───── Exercise material

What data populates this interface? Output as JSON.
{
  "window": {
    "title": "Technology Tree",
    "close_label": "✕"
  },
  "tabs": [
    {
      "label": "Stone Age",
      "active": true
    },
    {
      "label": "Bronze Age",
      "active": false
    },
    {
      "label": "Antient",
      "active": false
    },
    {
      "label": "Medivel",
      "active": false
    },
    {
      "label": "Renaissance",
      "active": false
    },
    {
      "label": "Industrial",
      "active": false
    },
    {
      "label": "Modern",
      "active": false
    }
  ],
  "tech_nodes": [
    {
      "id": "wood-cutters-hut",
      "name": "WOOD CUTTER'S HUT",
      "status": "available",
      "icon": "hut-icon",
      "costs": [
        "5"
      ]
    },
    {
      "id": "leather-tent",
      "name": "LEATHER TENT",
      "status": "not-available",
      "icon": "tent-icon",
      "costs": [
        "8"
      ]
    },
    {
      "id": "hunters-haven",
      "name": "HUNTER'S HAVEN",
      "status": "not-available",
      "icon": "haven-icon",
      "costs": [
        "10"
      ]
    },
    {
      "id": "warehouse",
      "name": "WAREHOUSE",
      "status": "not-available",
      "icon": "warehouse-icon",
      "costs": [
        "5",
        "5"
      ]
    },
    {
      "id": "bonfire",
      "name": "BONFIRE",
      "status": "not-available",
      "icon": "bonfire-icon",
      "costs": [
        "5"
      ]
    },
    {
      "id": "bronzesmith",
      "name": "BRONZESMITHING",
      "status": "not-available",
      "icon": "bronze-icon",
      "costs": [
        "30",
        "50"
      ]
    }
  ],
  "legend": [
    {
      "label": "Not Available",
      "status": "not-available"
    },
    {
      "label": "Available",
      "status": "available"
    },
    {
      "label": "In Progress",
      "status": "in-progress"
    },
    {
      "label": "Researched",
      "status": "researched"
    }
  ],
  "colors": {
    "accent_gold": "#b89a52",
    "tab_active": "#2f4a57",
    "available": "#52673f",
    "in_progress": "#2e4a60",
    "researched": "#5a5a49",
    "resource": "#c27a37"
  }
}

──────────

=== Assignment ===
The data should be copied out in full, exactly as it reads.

=== Worked solution ===
What data populates this interface? Output as JSON.
{
  "window": {
    "title": "Technology Tree",
    "close_label": "✕"
  },
  "tabs": [
    {
      "label": "Stone Age",
      "active": true
    },
    {
      "label": "Bronze Age",
      "active": false
    },
    {
      "label": "Antient",
      "active": false
    },
    {
      "label": "Medivel",
      "active": false
    },
    {
      "label": "Renaissance",
      "active": false
    },
    {
      "label": "Industrial",
      "active": false
    },
    {
      "label": "Modern",
      "active": false
    }
  ],
  "tech_nodes": [
    {
      "id": "wood-cutters-hut",
      "name": "WOOD CUTTER'S HUT",
      "status": "available",
      "icon": "hut-icon",
      "costs": [
        "5"
      ]
    },
    {
      "id": "leather-tent",
      "name": "LEATHER TENT",
      "status": "not-available",
      "icon": "tent-icon",
      "costs": [
        "8"
      ]
    },
    {
      "id": "hunters-haven",
      "name": "HUNTER'S HAVEN",
      "status": "not-available",
      "icon": "haven-icon",
      "costs": [
        "10"
      ]
    },
    {
      "id": "warehouse",
      "name": "WAREHOUSE",
      "status": "not-available",
      "icon": "warehouse-icon",
      "costs": [
        "5",
        "5"
      ]
    },
    {
      "id": "bonfire",
      "name": "BONFIRE",
      "status": "not-available",
      "icon": "bonfire-icon",
      "costs": [
        "5"
      ]
    },
    {
      "id": "bronzesmith",
      "name": "BRONZESMITHING",
      "status": "not-available",
      "icon": "bronze-icon",
      "costs": [
        "30",
        "50"
      ]
    }
  ],
  "legend": [
    {
      "label": "Not Available",
      "status": "not-available"
    },
    {
      "label": "Available",
      "status": "available"
    },
    {
      "label": "In Progress",
      "status": "in-progress"
    },
    {
      "label": "Researched",
      "status": "researched"
    }
  ],
  "colors": {
    "accent_gold": "#b89a52",
    "tab_active": "#2f4a57",
    "available": "#52673f",
    "in_progress": "#2e4a60",
    "researched": "#5a5a49",
    "resource": "#c27a37"
  }
}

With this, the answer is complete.